The ad states Pro Deck will not only raise the height of your deck for better flipping but also add under-deck storage and even extend the deck back towards the consoles. At the time of this ad most of the bass boat manufacturers didn’t have flipping decks in their boats. What is a standard deck today is the work of a number of crafty anglers throughout the U.S. who actually built their own deck extensions over the existing small decks on their boats at the time.

1986 Ranger 393V layout. Notice the front deck stops well ahead of the driver’s console and also the lack of dry storage. This was standard in the ’80s.

Bass boats from the early days through about the mid-80s had a nominal front deck – many of which stopped at the rear of the front seat pedestal- and these decks were anywhere from 6 inches to a foot below the boat’s gunwale.
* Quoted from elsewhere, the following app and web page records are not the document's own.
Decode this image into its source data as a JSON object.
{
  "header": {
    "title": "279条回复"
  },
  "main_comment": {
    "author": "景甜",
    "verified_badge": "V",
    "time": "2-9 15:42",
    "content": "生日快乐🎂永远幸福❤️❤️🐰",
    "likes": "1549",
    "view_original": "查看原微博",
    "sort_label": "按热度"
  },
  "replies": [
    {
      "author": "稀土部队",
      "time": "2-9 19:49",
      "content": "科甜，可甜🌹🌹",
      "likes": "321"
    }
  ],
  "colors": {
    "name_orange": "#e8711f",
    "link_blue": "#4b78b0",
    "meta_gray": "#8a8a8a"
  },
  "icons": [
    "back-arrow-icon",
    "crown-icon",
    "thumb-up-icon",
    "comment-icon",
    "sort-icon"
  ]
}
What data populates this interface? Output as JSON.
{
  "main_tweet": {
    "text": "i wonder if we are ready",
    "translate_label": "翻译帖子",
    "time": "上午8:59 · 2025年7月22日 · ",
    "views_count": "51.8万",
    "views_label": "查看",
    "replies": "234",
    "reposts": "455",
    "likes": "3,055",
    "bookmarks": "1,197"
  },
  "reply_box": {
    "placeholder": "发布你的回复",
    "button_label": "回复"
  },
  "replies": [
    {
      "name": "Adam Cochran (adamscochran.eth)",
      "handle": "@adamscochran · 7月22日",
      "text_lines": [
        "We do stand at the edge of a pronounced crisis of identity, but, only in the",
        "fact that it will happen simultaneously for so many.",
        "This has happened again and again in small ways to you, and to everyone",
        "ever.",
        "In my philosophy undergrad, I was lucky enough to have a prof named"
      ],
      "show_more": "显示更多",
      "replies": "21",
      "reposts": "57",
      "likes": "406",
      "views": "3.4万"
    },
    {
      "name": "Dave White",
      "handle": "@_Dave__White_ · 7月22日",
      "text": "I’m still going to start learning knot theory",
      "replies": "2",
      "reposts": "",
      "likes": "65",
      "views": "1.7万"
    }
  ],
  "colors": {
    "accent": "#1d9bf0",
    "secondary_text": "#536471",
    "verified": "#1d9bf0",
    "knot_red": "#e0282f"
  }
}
Early flippers, realizing the higher they were in the boat the better they could see AND the easier it was to actually flip a lure and not hit the gunwale, started making their own decks that would lift them up to a better vantage point in the boat. (In fact I remember one particular angler in southern California around the 1982 time frame who actually built a scaffold 3-feet high on his front deck to allow him to flip over the high cattails on the Colorado River and its impoundments.)

An ad for the 1986 Bass Master Classic boat. Note the distance from the deck to the top of the gunwale and the short front deck.

As more and more anglers started making these makeshift decks, more of these tinkerers realized, “why stop at the front deck?” Soon they started making their decks to cover the open area between the rod lockers – a place where most anglers carried their tackle boxes. What resulted from this was the first covered tackle storage areas in the front deck.

What was obvious from the Pro Deck ad was that by 1990 everyone was wanting to increase the fishability of their older bass boats by adding the raised and extended flipping deck. My question was, “What boat manufacturer made the first flipping deck and what year was it?”

Stratos’ 1987 181-Pro model with what appears to be the first OEM flipping deck.

From memory I thought it was either Skeeter or Champion who came out with the first OEM flipping deck – they were the first companies that I’d remembered seeing with them. So I got out my old collection of magazines and started on a quest to try and figure the question out.

A quick search prior to 1986 showed that no company advertising in the bass magazines had yet claimed to being the first with such a deck. Nearly through the year 1986, I was starting to feel it was going to be later, until I hit the November 1986 issue of Bassmaster Magazine. In the middle of the magazine was an ad for Stratos boats. The ad vividly displayes the front deck of their 181-Pro model, complete with gunwale-height front deck.

In the write-up Stratos says, “The all-new flippin’ deck, flush with the front gunwale, raises you to new heights of flippin’ distance and accuracy.” Well folks, we may have found our winner.

In the past I have talked at length with Rick Pierce, president of Bass Cat Boats, about the evolution of bass boats. In those conversations he’s always mentioned how it was the anglers who have advanced nearly all aspects of bass fishing, mainly tackle but most especially boats. In the case of the flipping deck, that was without a doubt the case.